I can’t help but wonder how much good could be done in the world if all that passion and energy was spent doing good and building people up instead of inciting anger and tearing people down.
When I feel myself getting sucked into the fray, I like to think of this sentence from St. Paul’s letter to the Phillipians: “And now, dear brothers and sisters, one final thing. Fix your thoughts on what is true, and honorable, and right, and pure, and lovely, and admirable. Think about things that are excellent and worthy of praise.”
Still good advice.
Wendell Berry has some too:
Better than any argument is to rise at dawn and pick dew-wet red berries in a cup.
We’ve been blessed with a bumper crop of tomatoes so far this year. Of course we’re always at the mercy of nature and with drought and blight to deal with, it’s possible that our abundance will be short-lived.
But for now, we are feasting on delicious chemical free heirloom tomatoes.
So are our CSA members and so are our pigs and chickens.
And we are especially blessed by the ability to give away lots of tomatoes to our very poor and needy friends in downtown Danville. After our CSA drop off on the past two Mondays our interns and I delivered tomatoes to many of our neediest friends. Even after that, two Mondays ago we had so many left over that we were able to take the large box pictured above to God’s Storehouse, the local food bank. Last Monday, after delivering lots of them to our extremely poor friends, we left the rest with one of our formerly homeless friends, who handed out the rest to folks in his downtown neighborhood. And best of all, each of the past two Thursdays we gave away bags of tomatoes to folks who came for our Grace and Main supper downtown. We picked 196 pounds of tomatoes Thursday morning, used about 30 pounds for our CSA, and gave the rest away. We were also fortunate enough to have lots of cantaloupes to give away after supper and they were a big hit, especially with the kids.
It was great to be bring so much happiness, and so much delicious healthy goodness, to so many folks.
May it always be so.
Early mornings here never cease to wow me. May that never change.
I recently met a man who pastors a small church out here in the country. They have 20-30 folks who regularly attend, and most are elderly. There’s nothing exceptional about that. That describes a fairly typical rural church these days.
But there is something exceptional about this congregation. A few years ago they felt a call to help the hungry and correctly recognized that they are blessed with a God-given resource that they should be using. So they plant an acre of potatoes every year, on the land of whoever in the church can spare an acre that year. The folks in the church get together a few days each year to plant and harvest the potatoes. When the potatoes are ready, the folks in the congregation get together and get them up. As a result, every year they donate thousands of pounds of potatoes to God’s Storehouse, our local foodbank.
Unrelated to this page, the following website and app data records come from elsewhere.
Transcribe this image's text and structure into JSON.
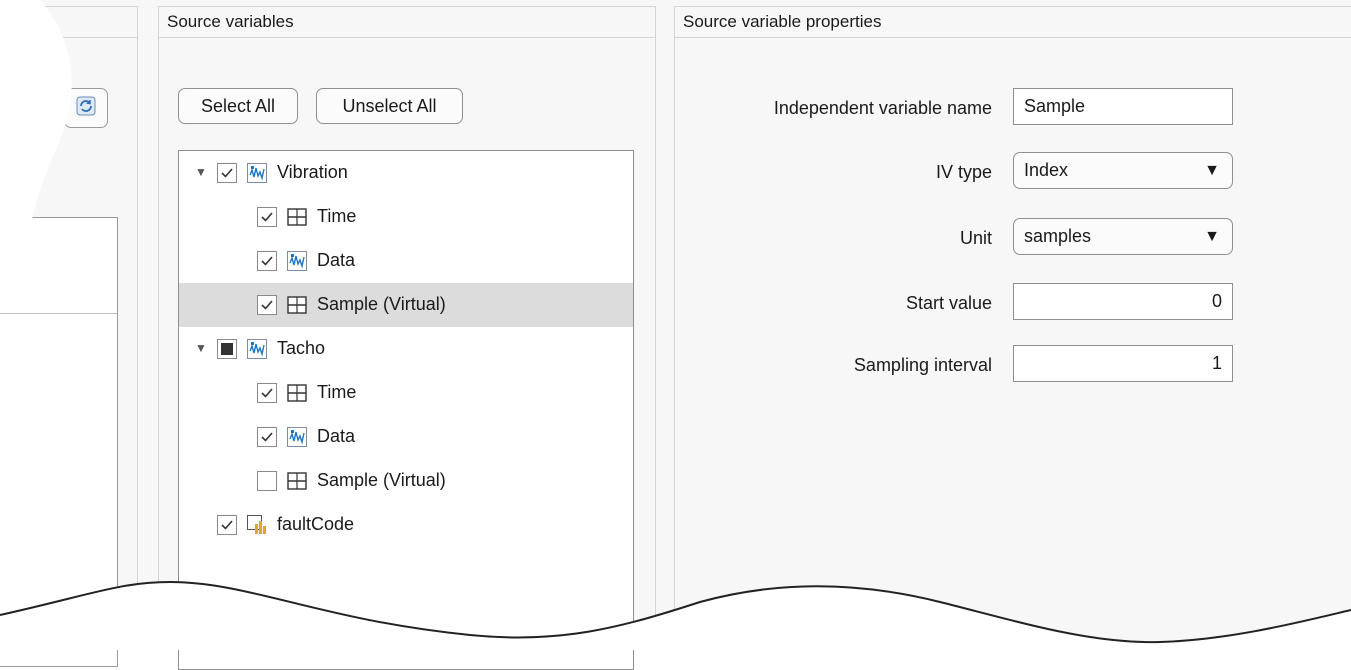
{
  "panels": {
    "source_variables_title": "Source variables",
    "properties_title": "Source variable properties"
  },
  "buttons": {
    "select_all": "Select All",
    "unselect_all": "Unselect All"
  },
  "tree": {
    "items": [
      {
        "label": "Vibration",
        "level": 0,
        "checked": true,
        "expanded": true,
        "icon": "signal-icon"
      },
      {
        "label": "Time",
        "level": 1,
        "checked": true,
        "icon": "table-icon"
      },
      {
        "label": "Data",
        "level": 1,
        "checked": true,
        "icon": "signal-icon"
      },
      {
        "label": "Sample (Virtual)",
        "level": 1,
        "checked": true,
        "icon": "table-icon",
        "selected": true
      },
      {
        "label": "Tacho",
        "level": 0,
        "checked": "partial",
        "expanded": true,
        "icon": "signal-icon"
      },
      {
        "label": "Time",
        "level": 1,
        "checked": true,
        "icon": "table-icon"
      },
      {
        "label": "Data",
        "level": 1,
        "checked": true,
        "icon": "signal-icon"
      },
      {
        "label": "Sample (Virtual)",
        "level": 1,
        "checked": false,
        "icon": "table-icon"
      },
      {
        "label": "faultCode",
        "level": 0,
        "checked": true,
        "icon": "categorical-icon"
      }
    ]
  },
  "properties": {
    "independent_variable_name_label": "Independent variable name",
    "independent_variable_name_value": "Sample",
    "iv_type_label": "IV type",
    "iv_type_value": "Index",
    "unit_label": "Unit",
    "unit_value": "samples",
    "start_value_label": "Start value",
    "start_value_value": "0",
    "sampling_interval_label": "Sampling interval",
    "sampling_interval_value": "1"
  },
  "colors": {
    "selected_row": "#dcdcdc",
    "icon_blue": "#1f77c4",
    "icon_orange": "#e0a52a"
  }
}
What a pity this doesn’t happen more. God and nature offer us the opportunity to feed our hungry neighbors and almost all of us decline it.
We are blessed with some of the best land in the world for growing food. Yet the vast majority of it is never used. That is a real shame.
But for those folks who take a little time out of their lives to grow potatoes for the poor, I’m sure they have “Well done my good and faithful servants” in store for themselves someday.
There are so many pretty things around here that it becomes easy to take them for granted.
Like this moth.
Or these eggs.
Or the squash garden.
Or my view when I’m strolling home, after feeding the pigs.
Too many things to mention, but that’s a decent start.